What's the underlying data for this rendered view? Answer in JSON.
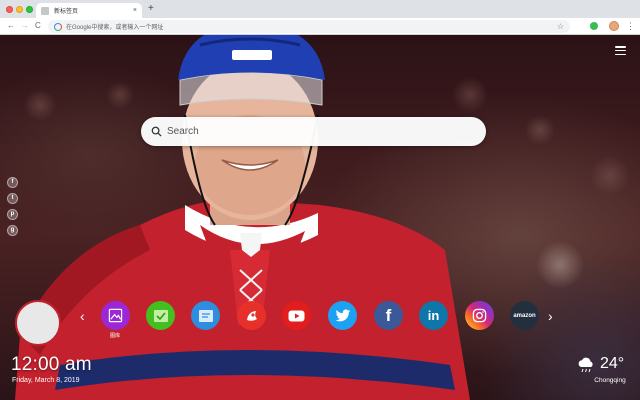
{
  "browser": {
    "tab_title": "新标签页",
    "tab_close": "×",
    "new_tab": "+",
    "omnibox_placeholder": "在Google中搜索，或者输入一个网址",
    "nav": {
      "back": "←",
      "forward": "→",
      "reload": "C"
    },
    "menu": "⋮"
  },
  "search": {
    "placeholder": "Search"
  },
  "social": [
    "f",
    "t",
    "p",
    "g"
  ],
  "apps": [
    {
      "name": "image-app",
      "label": "图库",
      "bg": "#9b27d6",
      "icon": "image-icon"
    },
    {
      "name": "tasks-app",
      "label": "",
      "bg": "#43c020",
      "icon": "check-icon"
    },
    {
      "name": "notes-app",
      "label": "",
      "bg": "#2f8de0",
      "icon": "note-icon"
    },
    {
      "name": "game-app",
      "label": "",
      "bg": "#e8302b",
      "icon": "game-icon"
    },
    {
      "name": "youtube-app",
      "label": "",
      "bg": "#e21d1d",
      "icon": "youtube-icon"
    },
    {
      "name": "twitter-app",
      "label": "",
      "bg": "#1da1f2",
      "icon": "twitter-icon"
    },
    {
      "name": "facebook-app",
      "label": "",
      "bg": "#3b5998",
      "icon": "facebook-icon"
    },
    {
      "name": "linkedin-app",
      "label": "",
      "bg": "#0e76a8",
      "icon": "linkedin-icon"
    },
    {
      "name": "instagram-app",
      "label": "",
      "bg": "#d6249f",
      "icon": "instagram-icon"
    },
    {
      "name": "amazon-app",
      "label": "",
      "bg": "#232f3e",
      "icon": "amazon-icon",
      "text": "amazon"
    }
  ],
  "dock": {
    "prev": "‹",
    "next": "›"
  },
  "clock": {
    "time": "12:00 am",
    "date": "Friday, March 8, 2019"
  },
  "weather": {
    "temp": "24°",
    "city": "Chongqing",
    "icon": "cloud-rain-icon"
  }
}
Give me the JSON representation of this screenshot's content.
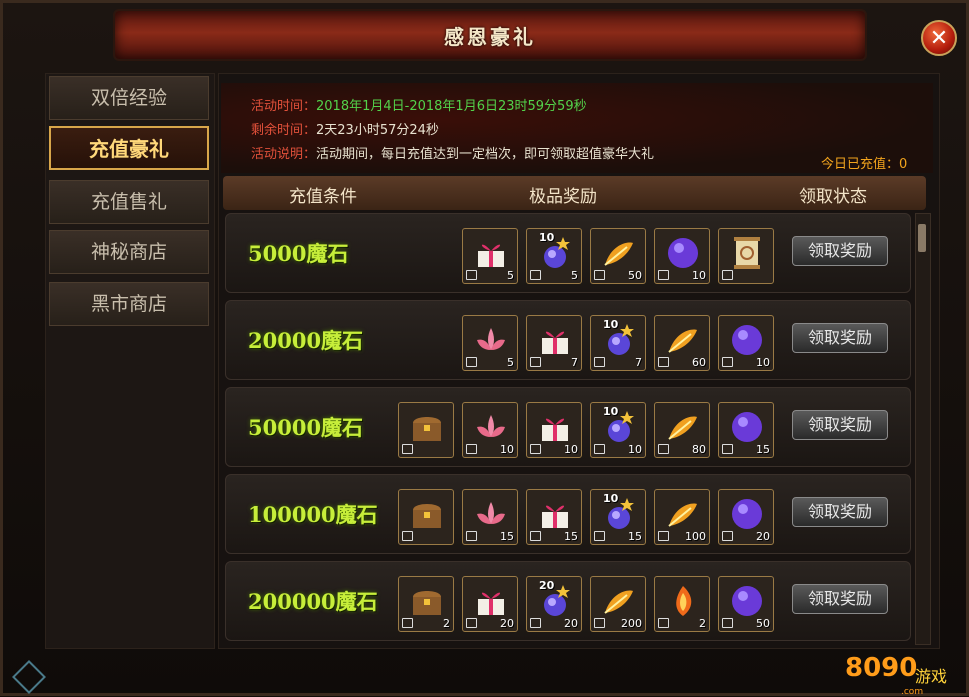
{
  "window": {
    "title": "感恩豪礼",
    "close": "✕"
  },
  "sidebar": {
    "items": [
      {
        "label": "双倍经验",
        "active": false
      },
      {
        "label": "充值豪礼",
        "active": true
      },
      {
        "label": "充值售礼",
        "active": false
      },
      {
        "label": "神秘商店",
        "active": false
      },
      {
        "label": "黑市商店",
        "active": false
      }
    ]
  },
  "info": {
    "time_label": "活动时间：",
    "time_value": "2018年1月4日-2018年1月6日23时59分59秒",
    "remain_label": "剩余时间：",
    "remain_value": "2天23小时57分24秒",
    "desc_label": "活动说明：",
    "desc_value": "活动期间，每日充值达到一定档次，即可领取超值豪华大礼",
    "today_label": "今日已充值：",
    "today_value": "0"
  },
  "table": {
    "headers": [
      "充值条件",
      "极品奖励",
      "领取状态"
    ],
    "claim_label": "领取奖励",
    "rows": [
      {
        "condition": "5000魔石",
        "items": [
          {
            "icon": "gift-box",
            "count": "5"
          },
          {
            "icon": "soul-orb",
            "count": "5",
            "badge": "10"
          },
          {
            "icon": "feather",
            "count": "50"
          },
          {
            "icon": "exp-orb",
            "count": "10"
          },
          {
            "icon": "scroll",
            "count": ""
          }
        ]
      },
      {
        "condition": "20000魔石",
        "items": [
          {
            "icon": "lotus",
            "count": "5"
          },
          {
            "icon": "gift-box",
            "count": "7"
          },
          {
            "icon": "soul-orb",
            "count": "7",
            "badge": "10"
          },
          {
            "icon": "feather",
            "count": "60"
          },
          {
            "icon": "exp-orb",
            "count": "10"
          }
        ]
      },
      {
        "condition": "50000魔石",
        "items": [
          {
            "icon": "treasure-chest",
            "count": ""
          },
          {
            "icon": "lotus",
            "count": "10"
          },
          {
            "icon": "gift-box",
            "count": "10"
          },
          {
            "icon": "soul-orb",
            "count": "10",
            "badge": "10"
          },
          {
            "icon": "feather",
            "count": "80"
          },
          {
            "icon": "exp-orb",
            "count": "15"
          }
        ]
      },
      {
        "condition": "100000魔石",
        "items": [
          {
            "icon": "treasure-chest",
            "count": ""
          },
          {
            "icon": "lotus",
            "count": "15"
          },
          {
            "icon": "gift-box",
            "count": "15"
          },
          {
            "icon": "soul-orb",
            "count": "15",
            "badge": "10"
          },
          {
            "icon": "feather",
            "count": "100"
          },
          {
            "icon": "exp-orb",
            "count": "20"
          }
        ]
      },
      {
        "condition": "200000魔石",
        "items": [
          {
            "icon": "treasure-chest",
            "count": "2"
          },
          {
            "icon": "gift-box",
            "count": "20"
          },
          {
            "icon": "soul-orb",
            "count": "20",
            "badge": "20"
          },
          {
            "icon": "feather",
            "count": "200"
          },
          {
            "icon": "flame-feather",
            "count": "2"
          },
          {
            "icon": "exp-orb",
            "count": "50"
          }
        ]
      }
    ]
  },
  "watermark": {
    "logo": "8090",
    "logo_text": "游戏",
    "domain": ".com"
  }
}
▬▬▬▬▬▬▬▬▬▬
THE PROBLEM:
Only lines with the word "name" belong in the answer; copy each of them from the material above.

RESPONSE AREA:
      "name": "image-app",
      "name": "tasks-app",
      "name": "notes-app",
      "name": "game-app",
      "name": "youtube-app",
      "name": "twitter-app",
      "name": "facebook-app",
      "name": "linkedin-app",
      "name": "instagram-app",
      "name": "amazon-app",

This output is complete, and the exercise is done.